Noam Chomsky has insisted that nobody can alienate the Muslim Brotherhood in Egypt. He criticised the military coup which ousted Egypt's President Mohamed Morsi in July, accusing its supporters of making a major mistake.
The American professor of linguistics was speaking at a seminar organised by the Egyptian Students Association in New York when he made his comments. He said that a military regime cannot build a state and pointed out that it is inaccurate to refer to "Egyptians" as if everyone in Egypt is thinking the same way; they're not, and it is misleading to suggest otherwise, he claimed. Professor Chomsky urged the army leaders to avoid using the term "the people" to give credibility to the action that they took in July.
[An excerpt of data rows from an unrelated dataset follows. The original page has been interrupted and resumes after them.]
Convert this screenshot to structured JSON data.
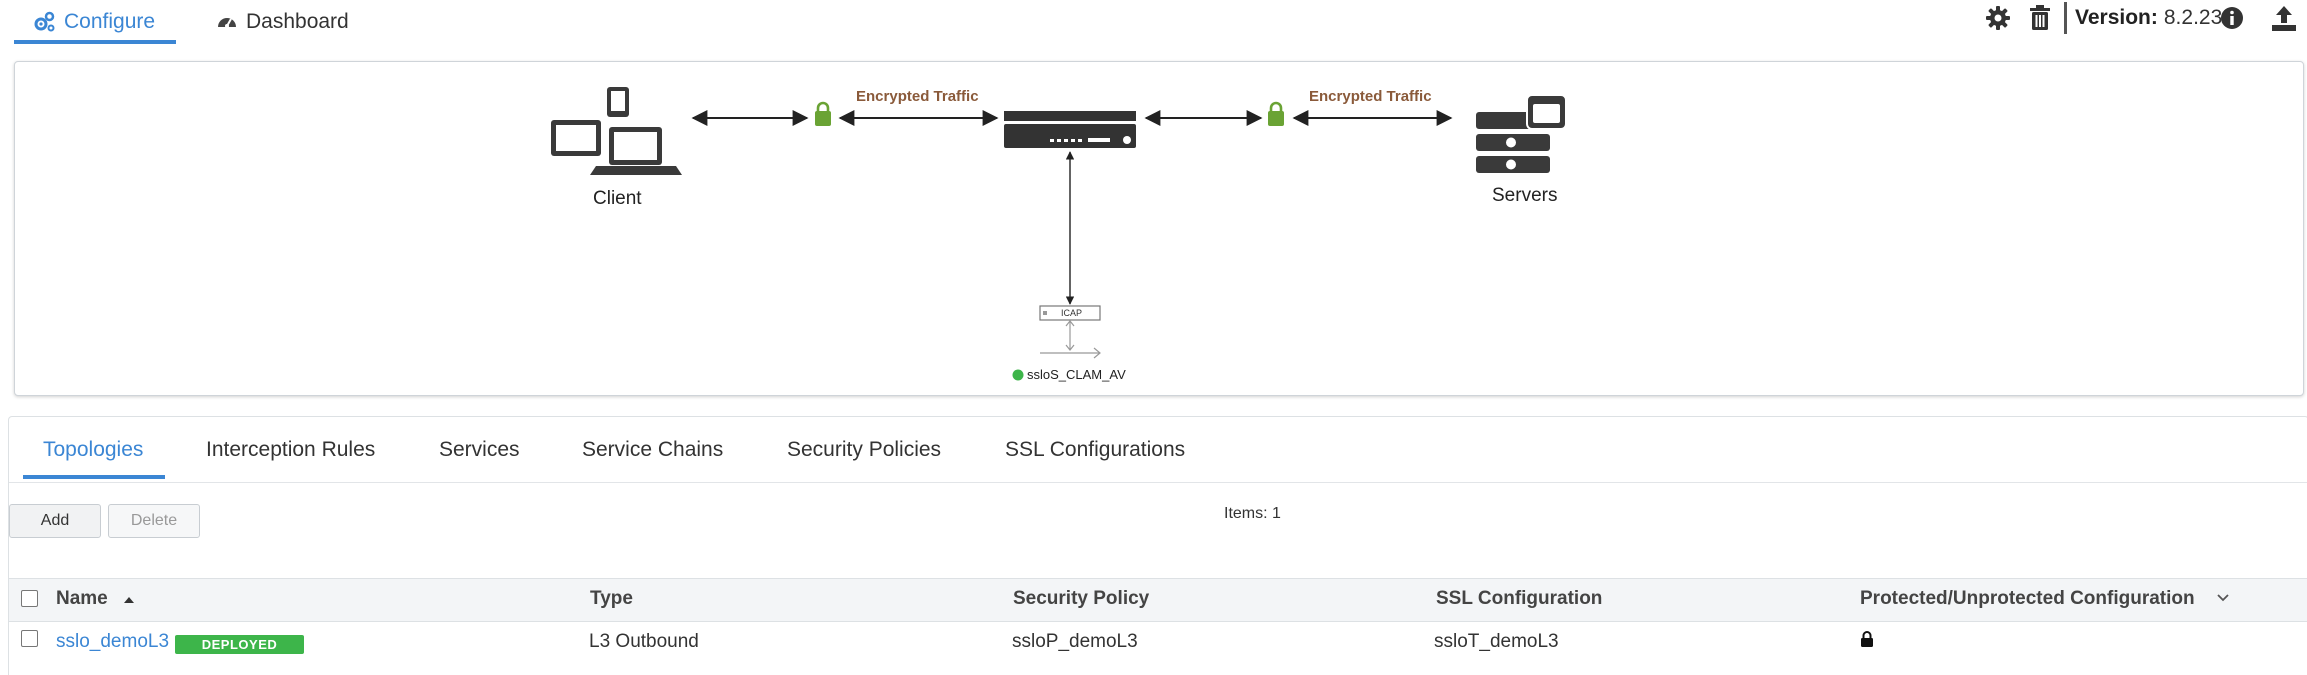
{
  "nav": {
    "configure_label": "Configure",
    "dashboard_label": "Dashboard",
    "version_label": "Version:",
    "version_value": "8.2.23"
  },
  "diagram": {
    "client_label": "Client",
    "servers_label": "Servers",
    "encrypted_left": "Encrypted Traffic",
    "encrypted_right": "Encrypted Traffic",
    "icap_label": "ICAP",
    "service_name": "ssloS_CLAM_AV",
    "service_status_color": "#3db54a"
  },
  "tabs": [
    {
      "label": "Topologies",
      "active": true
    },
    {
      "label": "Interception Rules"
    },
    {
      "label": "Services"
    },
    {
      "label": "Service Chains"
    },
    {
      "label": "Security Policies"
    },
    {
      "label": "SSL Configurations"
    }
  ],
  "toolbar": {
    "add_label": "Add",
    "delete_label": "Delete",
    "items_count": "Items: 1"
  },
  "table": {
    "columns": [
      "Name",
      "Type",
      "Security Policy",
      "SSL Configuration",
      "Protected/Unprotected Configuration"
    ],
    "rows": [
      {
        "name": "sslo_demoL3",
        "status": "DEPLOYED",
        "type": "L3 Outbound",
        "security_policy": "ssloP_demoL3",
        "ssl_configuration": "ssloT_demoL3",
        "protected_icon": "lock-icon"
      }
    ]
  },
  "colors": {
    "accent": "#3b86d4",
    "deployed": "#3db54a",
    "lock": "#6aa334",
    "traffic_label": "#8a5a3a"
  }
}
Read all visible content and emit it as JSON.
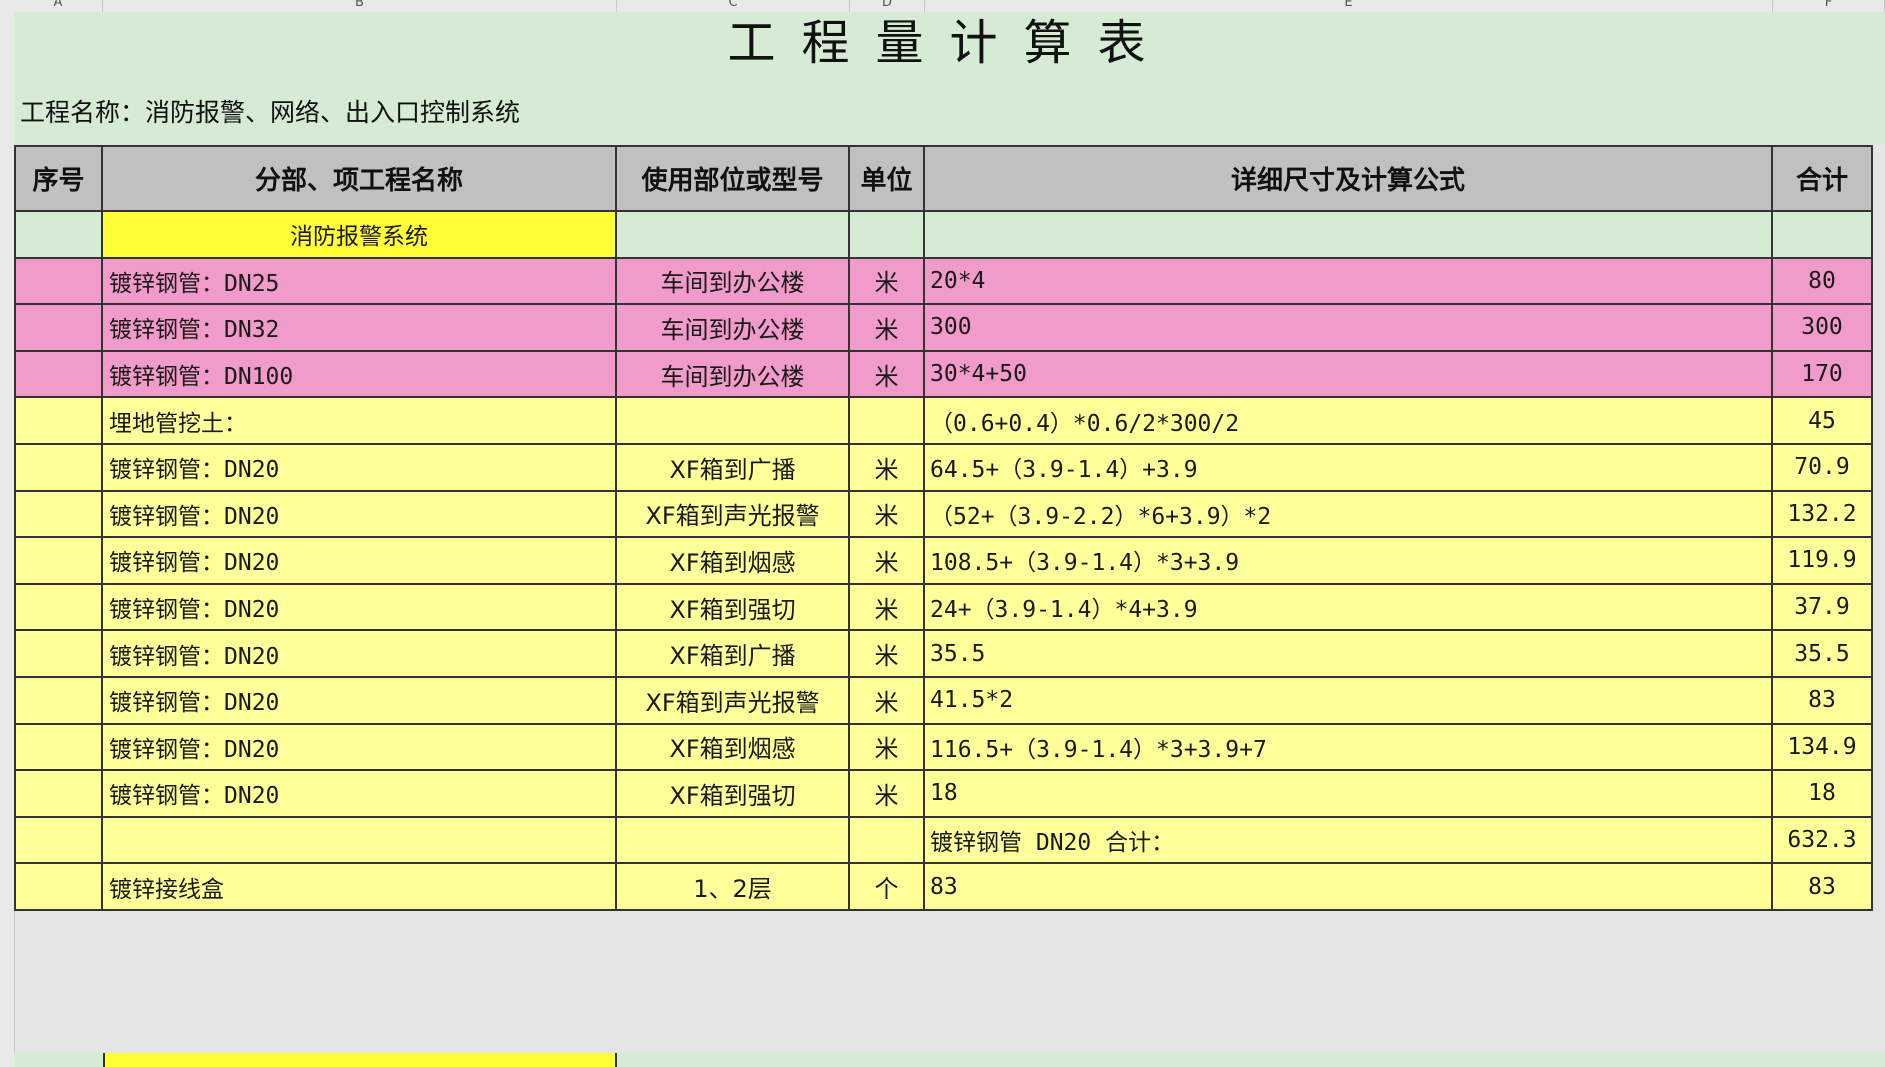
{
  "column_headers": [
    "A",
    "B",
    "C",
    "D",
    "E",
    "F"
  ],
  "title": "工程量计算表",
  "project_name": "工程名称：消防报警、网络、出入口控制系统",
  "table": {
    "headers": [
      "序号",
      "分部、项工程名称",
      "使用部位或型号",
      "单位",
      "详细尺寸及计算公式",
      "合计"
    ],
    "rows": [
      {
        "no": "",
        "name": "消防报警系统",
        "location": "",
        "unit": "",
        "formula": "",
        "total": "",
        "style": "section"
      },
      {
        "no": "",
        "name": "镀锌钢管：DN25",
        "location": "车间到办公楼",
        "unit": "米",
        "formula": "20*4",
        "total": "80",
        "style": "pink"
      },
      {
        "no": "",
        "name": "镀锌钢管：DN32",
        "location": "车间到办公楼",
        "unit": "米",
        "formula": "300",
        "total": "300",
        "style": "pink"
      },
      {
        "no": "",
        "name": "镀锌钢管：DN100",
        "location": "车间到办公楼",
        "unit": "米",
        "formula": "30*4+50",
        "total": "170",
        "style": "pink"
      },
      {
        "no": "",
        "name": "埋地管挖土：",
        "location": "",
        "unit": "",
        "formula": "（0.6+0.4）*0.6/2*300/2",
        "total": "45",
        "style": "yellow"
      },
      {
        "no": "",
        "name": "镀锌钢管：DN20",
        "location": "XF箱到广播",
        "unit": "米",
        "formula": "64.5+（3.9-1.4）+3.9",
        "total": "70.9",
        "style": "yellow"
      },
      {
        "no": "",
        "name": "镀锌钢管：DN20",
        "location": "XF箱到声光报警",
        "unit": "米",
        "formula": "（52+（3.9-2.2）*6+3.9）*2",
        "total": "132.2",
        "style": "yellow"
      },
      {
        "no": "",
        "name": "镀锌钢管：DN20",
        "location": "XF箱到烟感",
        "unit": "米",
        "formula": "108.5+（3.9-1.4）*3+3.9",
        "total": "119.9",
        "style": "yellow"
      },
      {
        "no": "",
        "name": "镀锌钢管：DN20",
        "location": "XF箱到强切",
        "unit": "米",
        "formula": "24+（3.9-1.4）*4+3.9",
        "total": "37.9",
        "style": "yellow"
      },
      {
        "no": "",
        "name": "镀锌钢管：DN20",
        "location": "XF箱到广播",
        "unit": "米",
        "formula": "35.5",
        "total": "35.5",
        "style": "yellow"
      },
      {
        "no": "",
        "name": "镀锌钢管：DN20",
        "location": "XF箱到声光报警",
        "unit": "米",
        "formula": "41.5*2",
        "total": "83",
        "style": "yellow"
      },
      {
        "no": "",
        "name": "镀锌钢管：DN20",
        "location": "XF箱到烟感",
        "unit": "米",
        "formula": "116.5+（3.9-1.4）*3+3.9+7",
        "total": "134.9",
        "style": "yellow"
      },
      {
        "no": "",
        "name": "镀锌钢管：DN20",
        "location": "XF箱到强切",
        "unit": "米",
        "formula": "18",
        "total": "18",
        "style": "yellow"
      },
      {
        "no": "",
        "name": "",
        "location": "",
        "unit": "",
        "formula": "镀锌钢管 DN20 合计：",
        "total": "632.3",
        "style": "yellow"
      },
      {
        "no": "",
        "name": "镀锌接线盒",
        "location": "1、2层",
        "unit": "个",
        "formula": "83",
        "total": "83",
        "style": "yellow"
      }
    ]
  },
  "colors": {
    "sheet_green": "#d5ebd3",
    "header_gray": "#c0c0c0",
    "section_yellow": "#ffff38",
    "row_yellow": "#ffff9a",
    "row_pink": "#f09bc9"
  }
}
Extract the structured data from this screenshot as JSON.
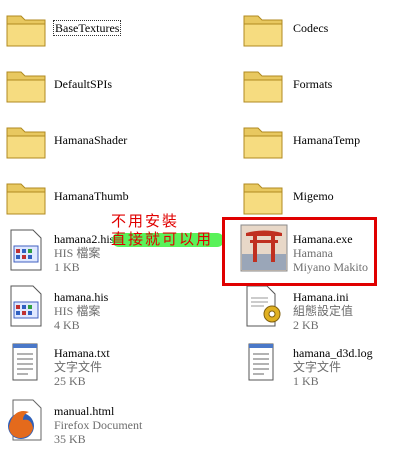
{
  "files": [
    {
      "name": "BaseTextures",
      "type": "folder"
    },
    {
      "name": "Codecs",
      "type": "folder"
    },
    {
      "name": "DefaultSPIs",
      "type": "folder"
    },
    {
      "name": "Formats",
      "type": "folder"
    },
    {
      "name": "HamanaShader",
      "type": "folder"
    },
    {
      "name": "HamanaTemp",
      "type": "folder"
    },
    {
      "name": "HamanaThumb",
      "type": "folder"
    },
    {
      "name": "Migemo",
      "type": "folder"
    },
    {
      "name": "hamana2.his",
      "line2": "HIS 檔案",
      "line3": "1 KB"
    },
    {
      "name": "Hamana.exe",
      "line2": "Hamana",
      "line3": "Miyano Makito"
    },
    {
      "name": "hamana.his",
      "line2": "HIS 檔案",
      "line3": "4 KB"
    },
    {
      "name": "Hamana.ini",
      "line2": "組態設定值",
      "line3": "2 KB"
    },
    {
      "name": "Hamana.txt",
      "line2": "文字文件",
      "line3": "25 KB"
    },
    {
      "name": "hamana_d3d.log",
      "line2": "文字文件",
      "line3": "1 KB"
    },
    {
      "name": "manual.html",
      "line2": "Firefox Document",
      "line3": "35 KB"
    }
  ],
  "annotation": {
    "line1": "不用安裝",
    "line2": "直接就可以用",
    "color": "#e00000"
  }
}
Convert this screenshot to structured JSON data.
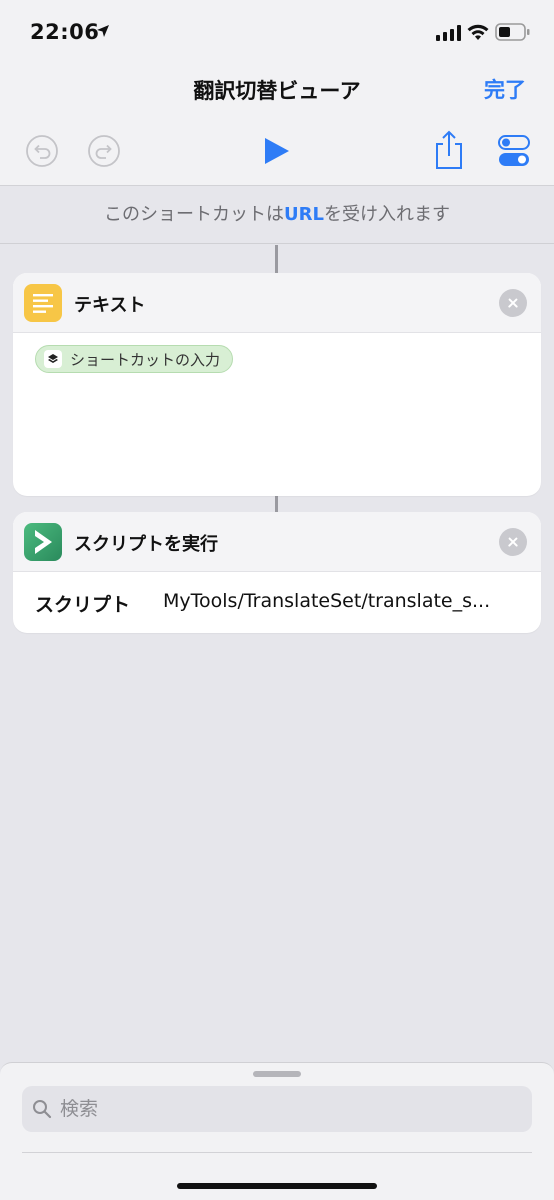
{
  "status": {
    "time": "22:06"
  },
  "nav": {
    "title": "翻訳切替ビューア",
    "done_label": "完了"
  },
  "accepts": {
    "prefix": "このショートカットは",
    "type": "URL",
    "suffix": "を受け入れます"
  },
  "actions": [
    {
      "title": "テキスト",
      "icon": "text-lines-icon",
      "color": "#f7c646",
      "token": "ショートカットの入力"
    },
    {
      "title": "スクリプトを実行",
      "icon": "chevron-right-icon",
      "color": "#3aa56a",
      "param_label": "スクリプト",
      "param_value": "MyTools/TranslateSet/translate_s..."
    }
  ],
  "search": {
    "placeholder": "検索",
    "value": ""
  },
  "colors": {
    "accent": "#2e7cf6"
  }
}
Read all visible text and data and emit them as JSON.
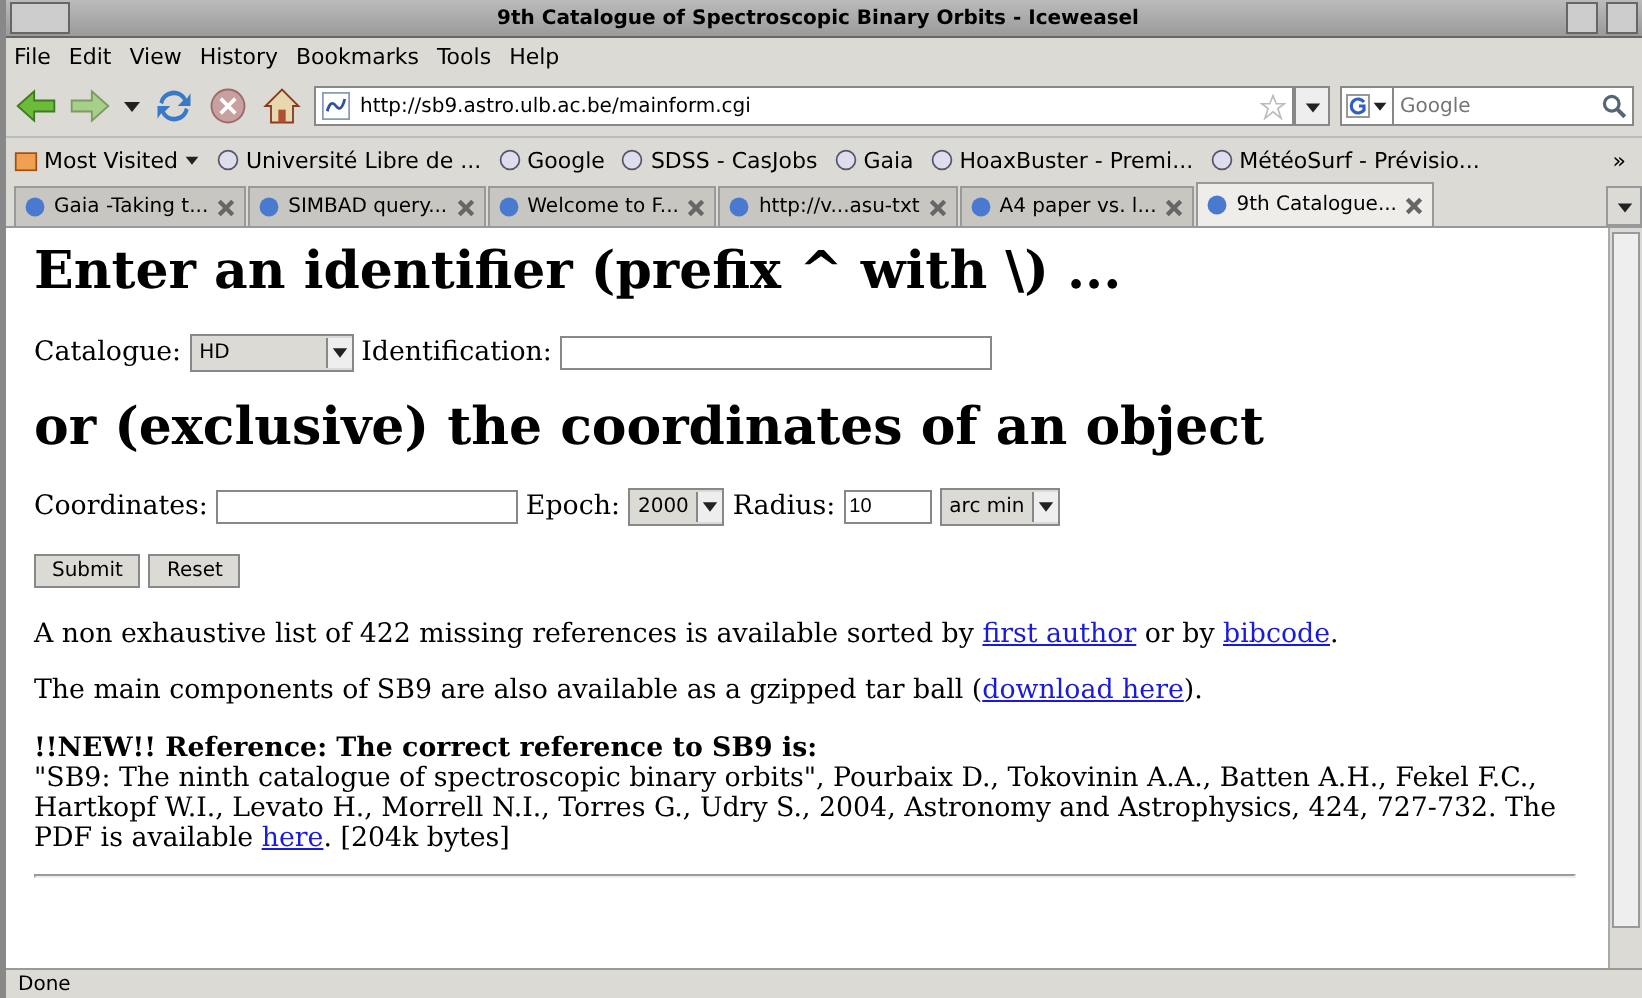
{
  "window": {
    "title": "9th Catalogue of Spectroscopic Binary Orbits - Iceweasel"
  },
  "menu": [
    "File",
    "Edit",
    "View",
    "History",
    "Bookmarks",
    "Tools",
    "Help"
  ],
  "navbar": {
    "url": "http://sb9.astro.ulb.ac.be/mainform.cgi",
    "search_placeholder": "Google"
  },
  "bookmarks": [
    {
      "label": "Most Visited",
      "kind": "menu"
    },
    {
      "label": "Université Libre de ...",
      "kind": "link"
    },
    {
      "label": "Google",
      "kind": "link"
    },
    {
      "label": "SDSS - CasJobs",
      "kind": "link"
    },
    {
      "label": "Gaia",
      "kind": "link"
    },
    {
      "label": "HoaxBuster - Premi...",
      "kind": "link"
    },
    {
      "label": "MétéoSurf - Prévisio...",
      "kind": "link"
    }
  ],
  "bookmarks_overflow": "»",
  "tabs": [
    {
      "label": "Gaia -Taking t...",
      "selected": false
    },
    {
      "label": "SIMBAD query...",
      "selected": false
    },
    {
      "label": "Welcome to F...",
      "selected": false
    },
    {
      "label": "http://v...asu-txt",
      "selected": false
    },
    {
      "label": "A4 paper vs. l...",
      "selected": false
    },
    {
      "label": "9th Catalogue...",
      "selected": true
    }
  ],
  "page": {
    "heading_1": "Enter an identifier (prefix ^ with \\) ...",
    "catalogue_label": "Catalogue:",
    "catalogue_value": "HD",
    "identification_label": "Identification:",
    "heading_2": "or (exclusive) the coordinates of an object",
    "coordinates_label": "Coordinates:",
    "epoch_label": "Epoch:",
    "epoch_value": "2000",
    "radius_label": "Radius:",
    "radius_value": "10",
    "radius_unit": "arc min",
    "buttons": [
      "Submit",
      "Reset"
    ],
    "missing_text": [
      "A non exhaustive list of 422 missing references is available sorted by ",
      "first author",
      " or by ",
      "bibcode",
      "."
    ],
    "tarball_text": [
      "The main components of SB9 are also available as a gzipped tar ball (",
      "download here",
      ")."
    ],
    "reference_heading": "!!NEW!! Reference: The correct reference to SB9 is:",
    "reference_text": [
      "\"SB9: The ninth catalogue of spectroscopic binary orbits\", Pourbaix D., Tokovinin A.A., Batten A.H., Fekel F.C., Hartkopf W.I., Levato H., Morrell N.I., Torres G., Udry S., 2004, Astronomy and Astrophysics, 424, 727-732. The PDF is available ",
      "here",
      ". [204k bytes]"
    ]
  },
  "status_bar": "Done"
}
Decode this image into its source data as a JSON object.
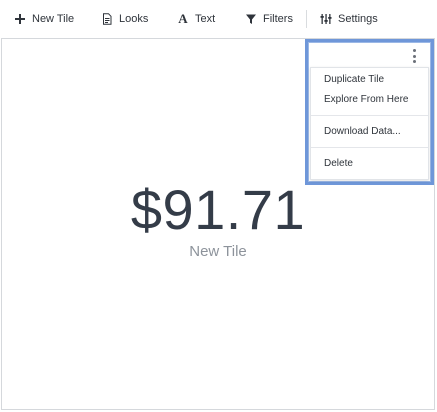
{
  "toolbar": {
    "new_tile": {
      "label": "New Tile",
      "icon": "plus-icon"
    },
    "looks": {
      "label": "Looks",
      "icon": "document-icon"
    },
    "text": {
      "label": "Text",
      "icon": "text-a-icon"
    },
    "filters": {
      "label": "Filters",
      "icon": "funnel-icon"
    },
    "settings": {
      "label": "Settings",
      "icon": "sliders-icon"
    }
  },
  "tile": {
    "value": "$91.71",
    "title": "New Tile"
  },
  "tile_menu": {
    "icon": "kebab-menu-icon",
    "items": [
      {
        "label": "Duplicate Tile"
      },
      {
        "label": "Explore From Here"
      },
      {
        "label": "Download Data..."
      },
      {
        "label": "Delete"
      }
    ]
  },
  "colors": {
    "highlight_border": "#6f97d9",
    "value_text": "#343c48",
    "title_text": "#8d939b"
  }
}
He acknowledged that a large crowd took to the streets on June 30th to protest against the Muslim Brotherhood, but what happened thereafter was definitely a military coup. He told the audience that he feels that the people of Egypt have been divided by the belief that the military leadership is committed to defending them against the Brotherhood. The Muslim Brotherhood's political decisions could be criticised, said Chomsky, but one cannot ignore the movement because "it is part of the people". That's yet another reason, he added, for the coup leaders not to claim that they are acting on behalf of "the people" of Egypt.
"It would be wrong for the supporters of the coup to believe that the generals will build a secular, democratic state," Chomsky insisted. "They will act as army officers usually act and seek to control the system and economy while crushing their opponents and human rights." Those who welcome the coup will turn out to be its victims, he warned his secular, liberal and leftist friends.
The 85 year old is a renowned linguist, philosopher, political activist and sociologist. He is known for his opposition to US foreign policy as well as for his criticism of the Israeli occupation of Palestine.